The government’s lead non-executive told the Commons Public Administration Committee that the 60 independent directors brought in to boost departmental efficiency had been shocked by the lack of management information and the bewildering number of objectives and priorities.
He said: “Their first big surprise was how many objectives were priorities. The second was how much lack of measurement there was of where things were, where you started from and where you were going.
“It is very important to understand who is accountable for what, what they have committed to, and whether they are achieving what they said they would do… What surprised all of us is that, right across the government, there was nowhere that all of this was put together.”
The independent directors were billed as having tough powers to hold top officials to account and even sack poorly performing permanent secretaries.
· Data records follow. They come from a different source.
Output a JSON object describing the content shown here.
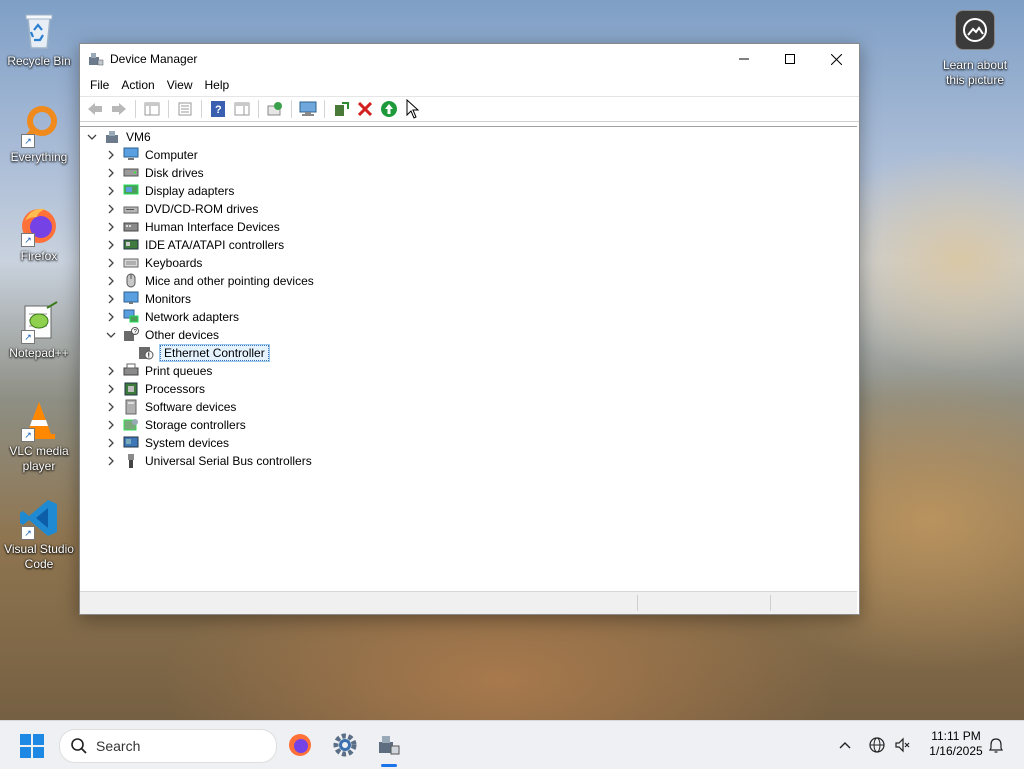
{
  "desktop": {
    "icons": [
      {
        "label": "Recycle Bin"
      },
      {
        "label": "Everything"
      },
      {
        "label": "Firefox"
      },
      {
        "label": "Notepad++"
      },
      {
        "label": "VLC media player"
      },
      {
        "label": "Visual Studio Code"
      }
    ],
    "learn_label": "Learn about this picture"
  },
  "window": {
    "title": "Device Manager",
    "menu": [
      "File",
      "Action",
      "View",
      "Help"
    ],
    "toolbar_icons": [
      "back-arrow-icon",
      "forward-arrow-icon",
      "show-hide-tree-icon",
      "properties-icon",
      "help-icon",
      "action-pane-icon",
      "update-driver-icon",
      "scan-hardware-icon",
      "add-legacy-hardware-icon",
      "uninstall-device-icon",
      "enable-device-icon"
    ],
    "tree": {
      "root": "VM6",
      "categories": [
        {
          "label": "Computer",
          "icon": "computer-icon",
          "expanded": false
        },
        {
          "label": "Disk drives",
          "icon": "disk-drive-icon",
          "expanded": false
        },
        {
          "label": "Display adapters",
          "icon": "display-adapter-icon",
          "expanded": false
        },
        {
          "label": "DVD/CD-ROM drives",
          "icon": "dvd-drive-icon",
          "expanded": false
        },
        {
          "label": "Human Interface Devices",
          "icon": "hid-icon",
          "expanded": false
        },
        {
          "label": "IDE ATA/ATAPI controllers",
          "icon": "ide-controller-icon",
          "expanded": false
        },
        {
          "label": "Keyboards",
          "icon": "keyboard-icon",
          "expanded": false
        },
        {
          "label": "Mice and other pointing devices",
          "icon": "mouse-icon",
          "expanded": false
        },
        {
          "label": "Monitors",
          "icon": "monitor-icon",
          "expanded": false
        },
        {
          "label": "Network adapters",
          "icon": "network-adapter-icon",
          "expanded": false
        },
        {
          "label": "Other devices",
          "icon": "unknown-device-icon",
          "expanded": true
        },
        {
          "label": "Ethernet Controller",
          "icon": "ethernet-warning-icon",
          "child": true,
          "selected": true
        },
        {
          "label": "Print queues",
          "icon": "printer-icon",
          "expanded": false
        },
        {
          "label": "Processors",
          "icon": "processor-icon",
          "expanded": false
        },
        {
          "label": "Software devices",
          "icon": "software-device-icon",
          "expanded": false
        },
        {
          "label": "Storage controllers",
          "icon": "storage-controller-icon",
          "expanded": false
        },
        {
          "label": "System devices",
          "icon": "system-device-icon",
          "expanded": false
        },
        {
          "label": "Universal Serial Bus controllers",
          "icon": "usb-icon",
          "expanded": false
        }
      ]
    }
  },
  "taskbar": {
    "search_placeholder": "Search",
    "time": "11:11 PM",
    "date": "1/16/2025",
    "apps": [
      "firefox-icon",
      "settings-icon",
      "device-manager-icon"
    ]
  },
  "colors": {
    "accent": "#1a73e8",
    "uninstall_red": "#d32020",
    "enable_green": "#1e9a3a"
  }
}
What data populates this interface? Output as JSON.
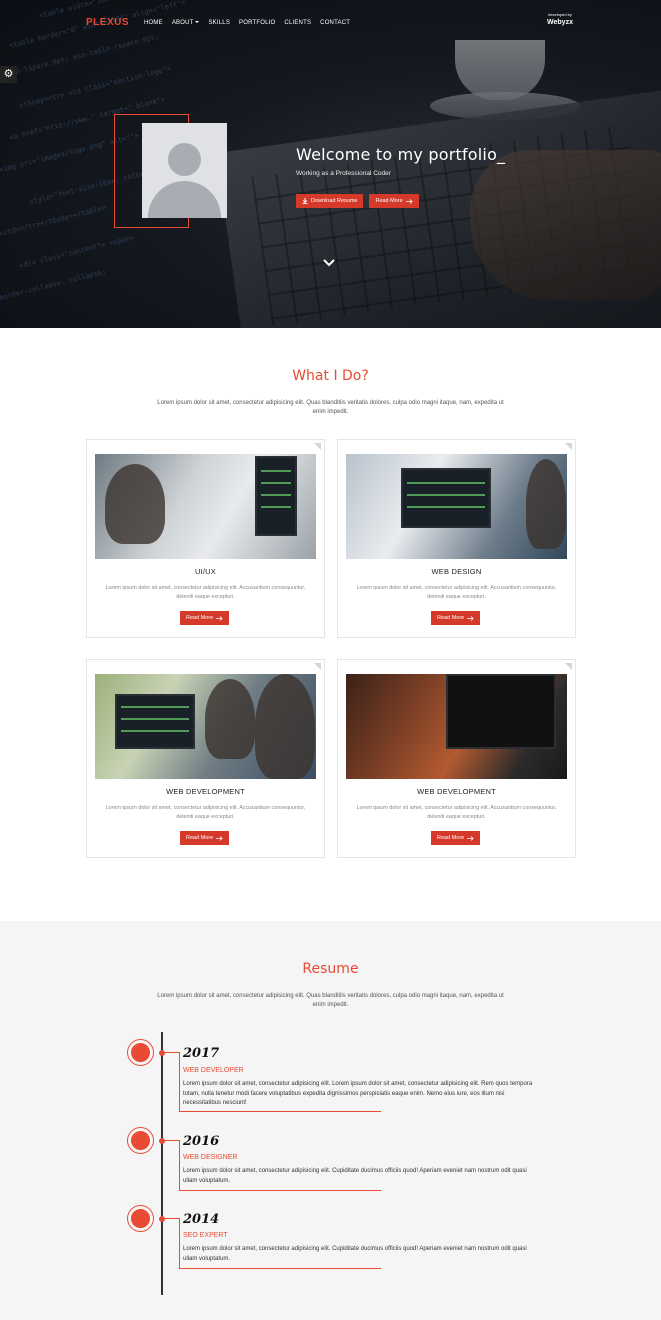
{
  "nav": {
    "logo": "PLEXUS",
    "links": [
      "HOME",
      "ABOUT",
      "SKILLS",
      "PORTFOLIO",
      "CLIENTS",
      "CONTACT"
    ],
    "developed_by": "developed by",
    "developer_brand": "Webyzx"
  },
  "hero": {
    "title": "Welcome to my portfolio_",
    "subtitle": "Working as a Professional Coder",
    "download_label": "Download Resume",
    "read_more_label": "Read More"
  },
  "services": {
    "title": "What I Do?",
    "description": "Lorem ipsum dolor sit amet, consectetur adipisicing elit. Quas blanditiis veritatis dolores, culpa odio magni itaque, nam, expedita ut enim impedit.",
    "cards": [
      {
        "title": "UI/UX",
        "desc": "Lorem ipsum dolor sit amet, consectetur adipisicing elit. Accusantium consequuntur, deleniti eaque excepturi.",
        "button": "Read More"
      },
      {
        "title": "WEB DESIGN",
        "desc": "Lorem ipsum dolor sit amet, consectetur adipisicing elit. Accusantium consequuntur, deleniti eaque excepturi.",
        "button": "Read More"
      },
      {
        "title": "WEB DEVELOPMENT",
        "desc": "Lorem ipsum dolor sit amet, consectetur adipisicing elit. Accusantium consequuntur, deleniti eaque excepturi.",
        "button": "Read More"
      },
      {
        "title": "WEB DEVELOPMENT",
        "desc": "Lorem ipsum dolor sit amet, consectetur adipisicing elit. Accusantium consequuntur, deleniti eaque excepturi.",
        "button": "Read More"
      }
    ]
  },
  "resume": {
    "title": "Resume",
    "description": "Lorem ipsum dolor sit amet, consectetur adipisicing elit. Quas blanditiis veritatis dolores, culpa odio magni itaque, nam, expedita ut enim impedit.",
    "entries": [
      {
        "year": "2017",
        "role": "WEB DEVELOPER",
        "text": "Lorem ipsum dolor sit amet, consectetur adipisicing elit. Lorem ipsum dolor sit amet, consectetur adipisicing elit. Rem quos tempora totam, nulla tenetur modi facere voluptatibus expedita dignissimos perspiciatis eaque enim. Nemo eius iure, eos illum nisi necessitatibus nesciunt!"
      },
      {
        "year": "2016",
        "role": "WEB DESIGNER",
        "text": "Lorem ipsum dolor sit amet, consectetur adipisicing elit. Cupiditate ducimus officiis quod! Aperiam eveniet nam nostrum odit quasi ullam voluptatum."
      },
      {
        "year": "2014",
        "role": "SEO EXPERT",
        "text": "Lorem ipsum dolor sit amet, consectetur adipisicing elit. Cupiditate ducimus officiis quod! Aperiam eveniet nam nostrum odit quasi ullam voluptatum."
      }
    ]
  },
  "colors": {
    "accent": "#e84a33",
    "button": "#d5392a",
    "resume_bg": "#f5f5f5"
  },
  "icons": {
    "settings": "gear-icon",
    "download": "download-icon",
    "arrow": "arrow-right-icon",
    "scroll": "chevron-down-icon",
    "avatar": "user-icon"
  }
}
Lord Browne said: “They do have this nuclear weapon,” but conceded that, in reality, they acted as intermediaries between ministers and civil servants, and that “there is no constitutional authority vested in these boards… They work by influence and their own respect”.
Lord Browne said that non-executives could “exercise stronger influence” in three ways: “They will leave, and people will ask questions about why they have left… They might comment in the annual report, or they might collectively say that it is time to fire the permanent secretary.”
But he added: “In the best of circumstances they become advisers, critics and protectors simultaneously, for both the Secretary of State and the permanent secretary. They have the role to provide both the sword and the shield on both sides.”